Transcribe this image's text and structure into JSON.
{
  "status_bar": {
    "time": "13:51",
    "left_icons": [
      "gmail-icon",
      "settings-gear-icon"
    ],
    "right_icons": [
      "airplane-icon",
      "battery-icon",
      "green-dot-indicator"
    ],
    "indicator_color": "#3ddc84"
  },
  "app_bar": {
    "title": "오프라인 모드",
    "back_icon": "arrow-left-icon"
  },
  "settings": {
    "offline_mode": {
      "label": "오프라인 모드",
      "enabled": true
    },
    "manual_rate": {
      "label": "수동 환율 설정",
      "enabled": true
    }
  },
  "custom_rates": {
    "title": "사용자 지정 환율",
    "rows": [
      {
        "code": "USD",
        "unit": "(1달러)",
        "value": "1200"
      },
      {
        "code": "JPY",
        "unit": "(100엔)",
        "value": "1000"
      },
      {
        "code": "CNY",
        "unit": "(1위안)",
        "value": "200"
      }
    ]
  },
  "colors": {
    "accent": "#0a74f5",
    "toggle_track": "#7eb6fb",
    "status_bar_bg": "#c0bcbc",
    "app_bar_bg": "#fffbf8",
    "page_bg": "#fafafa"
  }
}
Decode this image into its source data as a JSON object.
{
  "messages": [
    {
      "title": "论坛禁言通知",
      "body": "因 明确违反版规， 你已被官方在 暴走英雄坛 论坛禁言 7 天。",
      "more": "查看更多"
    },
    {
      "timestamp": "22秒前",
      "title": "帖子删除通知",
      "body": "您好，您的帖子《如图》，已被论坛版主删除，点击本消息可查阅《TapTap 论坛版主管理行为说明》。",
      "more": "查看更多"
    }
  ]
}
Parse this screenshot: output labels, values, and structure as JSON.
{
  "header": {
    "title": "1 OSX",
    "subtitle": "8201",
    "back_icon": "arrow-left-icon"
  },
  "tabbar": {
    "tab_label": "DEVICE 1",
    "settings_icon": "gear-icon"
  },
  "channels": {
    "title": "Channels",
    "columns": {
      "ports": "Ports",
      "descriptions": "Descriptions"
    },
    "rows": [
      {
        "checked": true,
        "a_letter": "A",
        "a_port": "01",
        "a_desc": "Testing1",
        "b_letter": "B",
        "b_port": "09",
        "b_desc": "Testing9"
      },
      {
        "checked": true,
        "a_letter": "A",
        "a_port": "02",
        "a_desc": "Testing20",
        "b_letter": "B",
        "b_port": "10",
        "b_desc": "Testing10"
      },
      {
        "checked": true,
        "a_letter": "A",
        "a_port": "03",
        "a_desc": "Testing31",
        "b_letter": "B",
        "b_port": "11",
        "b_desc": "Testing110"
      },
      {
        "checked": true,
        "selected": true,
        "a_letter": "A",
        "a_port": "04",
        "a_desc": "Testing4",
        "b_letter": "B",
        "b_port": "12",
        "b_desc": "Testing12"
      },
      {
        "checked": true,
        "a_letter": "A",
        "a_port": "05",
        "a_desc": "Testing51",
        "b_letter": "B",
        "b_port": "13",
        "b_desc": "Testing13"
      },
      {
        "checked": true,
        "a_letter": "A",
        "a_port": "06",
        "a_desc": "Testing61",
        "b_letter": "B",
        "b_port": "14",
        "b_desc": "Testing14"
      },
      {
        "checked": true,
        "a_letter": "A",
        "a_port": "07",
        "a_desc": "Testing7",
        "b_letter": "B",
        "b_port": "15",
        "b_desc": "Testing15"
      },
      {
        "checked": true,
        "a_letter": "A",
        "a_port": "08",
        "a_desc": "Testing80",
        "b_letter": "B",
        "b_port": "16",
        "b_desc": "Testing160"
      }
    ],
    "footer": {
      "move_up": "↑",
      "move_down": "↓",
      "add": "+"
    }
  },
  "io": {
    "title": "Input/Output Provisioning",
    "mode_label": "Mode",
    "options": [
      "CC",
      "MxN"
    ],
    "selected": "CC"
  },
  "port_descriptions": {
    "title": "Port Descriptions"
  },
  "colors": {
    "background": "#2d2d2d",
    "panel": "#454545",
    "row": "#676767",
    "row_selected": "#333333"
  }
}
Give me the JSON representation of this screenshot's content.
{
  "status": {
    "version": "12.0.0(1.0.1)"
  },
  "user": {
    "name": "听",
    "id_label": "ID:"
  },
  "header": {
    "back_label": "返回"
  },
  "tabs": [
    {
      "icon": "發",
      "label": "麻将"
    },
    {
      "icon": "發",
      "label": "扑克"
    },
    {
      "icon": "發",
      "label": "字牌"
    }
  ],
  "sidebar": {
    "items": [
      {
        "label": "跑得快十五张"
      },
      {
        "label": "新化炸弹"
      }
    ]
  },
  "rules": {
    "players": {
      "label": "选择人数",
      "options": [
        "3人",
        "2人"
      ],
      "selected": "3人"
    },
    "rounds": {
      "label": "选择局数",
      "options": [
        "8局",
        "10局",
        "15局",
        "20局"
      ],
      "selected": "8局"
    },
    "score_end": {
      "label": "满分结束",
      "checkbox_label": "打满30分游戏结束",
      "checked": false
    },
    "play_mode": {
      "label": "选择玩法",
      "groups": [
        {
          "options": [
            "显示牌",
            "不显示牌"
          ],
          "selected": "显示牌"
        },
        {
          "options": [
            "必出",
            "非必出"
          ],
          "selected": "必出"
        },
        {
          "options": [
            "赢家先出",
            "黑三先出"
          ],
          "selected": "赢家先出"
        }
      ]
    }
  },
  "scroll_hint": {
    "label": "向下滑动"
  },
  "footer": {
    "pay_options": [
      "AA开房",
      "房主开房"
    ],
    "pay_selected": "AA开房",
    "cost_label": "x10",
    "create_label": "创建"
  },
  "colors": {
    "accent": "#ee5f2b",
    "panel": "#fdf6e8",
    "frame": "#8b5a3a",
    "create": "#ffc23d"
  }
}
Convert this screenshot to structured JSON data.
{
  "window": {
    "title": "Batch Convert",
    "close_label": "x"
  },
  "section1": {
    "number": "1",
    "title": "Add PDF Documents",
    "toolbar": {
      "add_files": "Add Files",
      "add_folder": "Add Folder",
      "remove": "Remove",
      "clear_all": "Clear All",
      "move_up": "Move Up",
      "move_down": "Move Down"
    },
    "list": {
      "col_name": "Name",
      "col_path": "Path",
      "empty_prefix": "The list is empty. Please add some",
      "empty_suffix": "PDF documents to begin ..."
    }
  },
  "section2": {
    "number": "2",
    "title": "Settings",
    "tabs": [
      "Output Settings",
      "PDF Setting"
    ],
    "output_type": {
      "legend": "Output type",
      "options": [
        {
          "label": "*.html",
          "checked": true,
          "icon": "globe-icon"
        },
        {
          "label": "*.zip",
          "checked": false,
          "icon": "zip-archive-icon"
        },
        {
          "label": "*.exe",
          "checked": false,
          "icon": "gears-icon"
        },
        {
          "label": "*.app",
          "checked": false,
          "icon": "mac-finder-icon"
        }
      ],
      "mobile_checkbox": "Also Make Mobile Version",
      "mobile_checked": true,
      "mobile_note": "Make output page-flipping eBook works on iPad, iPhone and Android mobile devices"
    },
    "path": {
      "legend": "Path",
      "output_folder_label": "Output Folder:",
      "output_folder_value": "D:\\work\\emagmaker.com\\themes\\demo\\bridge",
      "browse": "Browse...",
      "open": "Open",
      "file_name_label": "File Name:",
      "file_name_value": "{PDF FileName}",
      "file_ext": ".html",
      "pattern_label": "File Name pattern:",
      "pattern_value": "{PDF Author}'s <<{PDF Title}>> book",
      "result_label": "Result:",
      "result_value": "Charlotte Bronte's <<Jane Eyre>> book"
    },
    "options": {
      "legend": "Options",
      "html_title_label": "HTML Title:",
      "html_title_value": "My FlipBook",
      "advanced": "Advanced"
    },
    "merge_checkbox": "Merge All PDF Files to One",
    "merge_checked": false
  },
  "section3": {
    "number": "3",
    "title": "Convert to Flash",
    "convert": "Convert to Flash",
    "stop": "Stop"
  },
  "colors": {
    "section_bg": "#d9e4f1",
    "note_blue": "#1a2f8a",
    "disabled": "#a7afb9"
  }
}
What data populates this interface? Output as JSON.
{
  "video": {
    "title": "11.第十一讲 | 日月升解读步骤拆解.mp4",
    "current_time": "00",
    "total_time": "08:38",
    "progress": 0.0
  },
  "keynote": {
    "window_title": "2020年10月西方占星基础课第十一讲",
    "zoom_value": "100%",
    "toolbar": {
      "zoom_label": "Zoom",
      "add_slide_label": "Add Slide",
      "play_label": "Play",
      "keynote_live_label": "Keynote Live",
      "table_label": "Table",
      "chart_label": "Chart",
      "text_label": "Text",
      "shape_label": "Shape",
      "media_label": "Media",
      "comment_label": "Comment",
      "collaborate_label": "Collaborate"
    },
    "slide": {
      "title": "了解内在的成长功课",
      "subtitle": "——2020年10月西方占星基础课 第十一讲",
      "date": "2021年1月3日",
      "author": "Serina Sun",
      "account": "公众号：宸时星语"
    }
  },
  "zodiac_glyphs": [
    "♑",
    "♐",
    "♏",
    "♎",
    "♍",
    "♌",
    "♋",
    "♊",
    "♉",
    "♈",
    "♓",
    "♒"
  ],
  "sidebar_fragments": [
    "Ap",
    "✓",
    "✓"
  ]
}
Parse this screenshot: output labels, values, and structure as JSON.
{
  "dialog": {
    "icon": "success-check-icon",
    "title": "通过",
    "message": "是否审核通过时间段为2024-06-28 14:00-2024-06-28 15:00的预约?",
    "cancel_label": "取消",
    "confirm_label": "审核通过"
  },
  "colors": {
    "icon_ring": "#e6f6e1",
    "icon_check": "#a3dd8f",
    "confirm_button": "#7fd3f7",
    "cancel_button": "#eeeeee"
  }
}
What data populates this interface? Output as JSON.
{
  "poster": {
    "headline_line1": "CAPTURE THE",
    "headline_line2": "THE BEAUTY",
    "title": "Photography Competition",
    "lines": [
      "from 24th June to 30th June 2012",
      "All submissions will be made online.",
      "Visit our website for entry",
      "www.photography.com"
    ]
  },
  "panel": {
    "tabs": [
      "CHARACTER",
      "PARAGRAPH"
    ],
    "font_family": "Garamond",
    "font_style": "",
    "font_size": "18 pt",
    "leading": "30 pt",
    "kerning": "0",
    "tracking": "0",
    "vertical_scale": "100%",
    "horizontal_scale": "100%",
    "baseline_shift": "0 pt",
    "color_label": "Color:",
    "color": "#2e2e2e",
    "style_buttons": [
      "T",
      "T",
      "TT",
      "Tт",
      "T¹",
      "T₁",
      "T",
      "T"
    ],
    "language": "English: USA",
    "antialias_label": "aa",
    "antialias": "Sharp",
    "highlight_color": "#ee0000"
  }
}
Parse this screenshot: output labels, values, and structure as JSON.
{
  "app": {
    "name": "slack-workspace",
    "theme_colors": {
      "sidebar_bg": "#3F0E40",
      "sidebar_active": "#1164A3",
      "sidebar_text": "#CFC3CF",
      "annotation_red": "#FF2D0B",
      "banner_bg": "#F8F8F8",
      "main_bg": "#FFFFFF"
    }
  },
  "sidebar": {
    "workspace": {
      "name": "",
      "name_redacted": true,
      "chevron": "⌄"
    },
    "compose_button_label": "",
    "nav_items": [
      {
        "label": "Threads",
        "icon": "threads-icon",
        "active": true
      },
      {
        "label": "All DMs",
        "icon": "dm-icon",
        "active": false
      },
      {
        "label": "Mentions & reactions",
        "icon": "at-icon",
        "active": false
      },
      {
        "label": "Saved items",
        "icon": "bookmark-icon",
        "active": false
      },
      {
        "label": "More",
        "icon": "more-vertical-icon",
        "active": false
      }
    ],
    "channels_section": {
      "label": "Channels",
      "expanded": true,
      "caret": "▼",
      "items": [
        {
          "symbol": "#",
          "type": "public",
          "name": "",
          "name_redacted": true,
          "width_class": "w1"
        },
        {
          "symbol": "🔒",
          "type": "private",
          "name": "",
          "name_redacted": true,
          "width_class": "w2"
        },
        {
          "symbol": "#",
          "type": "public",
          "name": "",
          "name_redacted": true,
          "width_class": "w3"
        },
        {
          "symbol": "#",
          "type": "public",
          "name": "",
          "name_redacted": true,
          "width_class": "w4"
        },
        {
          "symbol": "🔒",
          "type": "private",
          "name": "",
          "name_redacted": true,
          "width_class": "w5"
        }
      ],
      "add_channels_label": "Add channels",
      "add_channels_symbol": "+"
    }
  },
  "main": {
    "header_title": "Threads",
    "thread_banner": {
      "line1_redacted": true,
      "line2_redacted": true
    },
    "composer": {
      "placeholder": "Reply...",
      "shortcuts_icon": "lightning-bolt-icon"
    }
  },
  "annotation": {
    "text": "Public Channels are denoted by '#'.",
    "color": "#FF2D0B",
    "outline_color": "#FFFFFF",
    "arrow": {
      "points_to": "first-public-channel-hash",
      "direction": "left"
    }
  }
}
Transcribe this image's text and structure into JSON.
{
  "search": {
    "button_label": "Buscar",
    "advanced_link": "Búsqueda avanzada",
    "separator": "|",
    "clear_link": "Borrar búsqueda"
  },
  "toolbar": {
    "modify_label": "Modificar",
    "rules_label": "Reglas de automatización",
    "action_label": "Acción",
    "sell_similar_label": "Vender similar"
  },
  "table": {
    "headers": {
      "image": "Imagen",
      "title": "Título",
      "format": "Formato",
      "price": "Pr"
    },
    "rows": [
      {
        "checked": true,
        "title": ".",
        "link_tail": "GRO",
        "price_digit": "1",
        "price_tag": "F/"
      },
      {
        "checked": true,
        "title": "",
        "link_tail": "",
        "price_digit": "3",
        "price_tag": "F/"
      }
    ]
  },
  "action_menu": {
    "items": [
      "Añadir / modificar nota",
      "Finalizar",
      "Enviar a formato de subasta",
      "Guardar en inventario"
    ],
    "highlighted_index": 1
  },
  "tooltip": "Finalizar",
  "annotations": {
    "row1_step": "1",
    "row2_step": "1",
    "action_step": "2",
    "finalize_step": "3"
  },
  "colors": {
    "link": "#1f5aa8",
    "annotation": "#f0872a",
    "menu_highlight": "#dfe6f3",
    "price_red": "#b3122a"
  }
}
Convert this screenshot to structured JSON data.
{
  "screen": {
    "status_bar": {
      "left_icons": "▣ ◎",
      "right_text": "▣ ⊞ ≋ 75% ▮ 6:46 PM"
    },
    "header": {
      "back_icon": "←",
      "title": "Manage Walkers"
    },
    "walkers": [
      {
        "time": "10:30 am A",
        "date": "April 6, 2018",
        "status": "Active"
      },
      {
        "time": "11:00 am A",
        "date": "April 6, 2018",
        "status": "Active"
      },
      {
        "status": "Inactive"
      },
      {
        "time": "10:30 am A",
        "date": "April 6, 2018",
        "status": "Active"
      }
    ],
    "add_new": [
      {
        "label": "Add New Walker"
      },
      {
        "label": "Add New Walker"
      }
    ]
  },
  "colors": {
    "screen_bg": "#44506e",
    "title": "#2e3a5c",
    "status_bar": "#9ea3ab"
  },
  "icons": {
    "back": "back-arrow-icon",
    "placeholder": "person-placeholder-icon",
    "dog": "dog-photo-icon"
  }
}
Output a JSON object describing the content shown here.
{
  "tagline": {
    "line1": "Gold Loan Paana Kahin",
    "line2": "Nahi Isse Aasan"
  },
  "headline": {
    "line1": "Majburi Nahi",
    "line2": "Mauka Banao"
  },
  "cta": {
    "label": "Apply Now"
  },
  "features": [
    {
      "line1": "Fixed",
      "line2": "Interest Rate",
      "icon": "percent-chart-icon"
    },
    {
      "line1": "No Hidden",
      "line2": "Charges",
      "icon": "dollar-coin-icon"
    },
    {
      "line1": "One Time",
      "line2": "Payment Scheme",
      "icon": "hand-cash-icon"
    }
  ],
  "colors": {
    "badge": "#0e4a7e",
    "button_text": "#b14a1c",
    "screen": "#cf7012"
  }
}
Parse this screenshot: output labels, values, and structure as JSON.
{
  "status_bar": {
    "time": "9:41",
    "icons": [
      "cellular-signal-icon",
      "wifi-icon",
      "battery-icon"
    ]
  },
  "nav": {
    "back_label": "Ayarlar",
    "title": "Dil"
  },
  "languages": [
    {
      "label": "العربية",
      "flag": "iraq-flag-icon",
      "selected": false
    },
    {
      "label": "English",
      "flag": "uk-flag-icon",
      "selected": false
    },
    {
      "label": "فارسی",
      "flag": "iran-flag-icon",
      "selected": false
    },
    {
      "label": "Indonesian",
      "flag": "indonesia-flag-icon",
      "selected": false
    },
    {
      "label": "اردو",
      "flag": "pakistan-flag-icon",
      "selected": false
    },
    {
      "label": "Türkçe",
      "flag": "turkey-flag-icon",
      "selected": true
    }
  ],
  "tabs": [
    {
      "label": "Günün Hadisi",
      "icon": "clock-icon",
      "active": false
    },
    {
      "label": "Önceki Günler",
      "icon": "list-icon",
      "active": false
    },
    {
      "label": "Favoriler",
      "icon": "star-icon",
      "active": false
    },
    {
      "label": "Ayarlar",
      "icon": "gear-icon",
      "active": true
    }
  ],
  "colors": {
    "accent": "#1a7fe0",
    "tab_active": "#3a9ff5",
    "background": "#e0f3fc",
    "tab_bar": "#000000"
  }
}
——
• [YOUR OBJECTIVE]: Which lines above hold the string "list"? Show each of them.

• [EXERCISE OUTPUT]:
    "list": {
      "empty_prefix": "The list is empty. Please add some",
      "icon": "list-icon",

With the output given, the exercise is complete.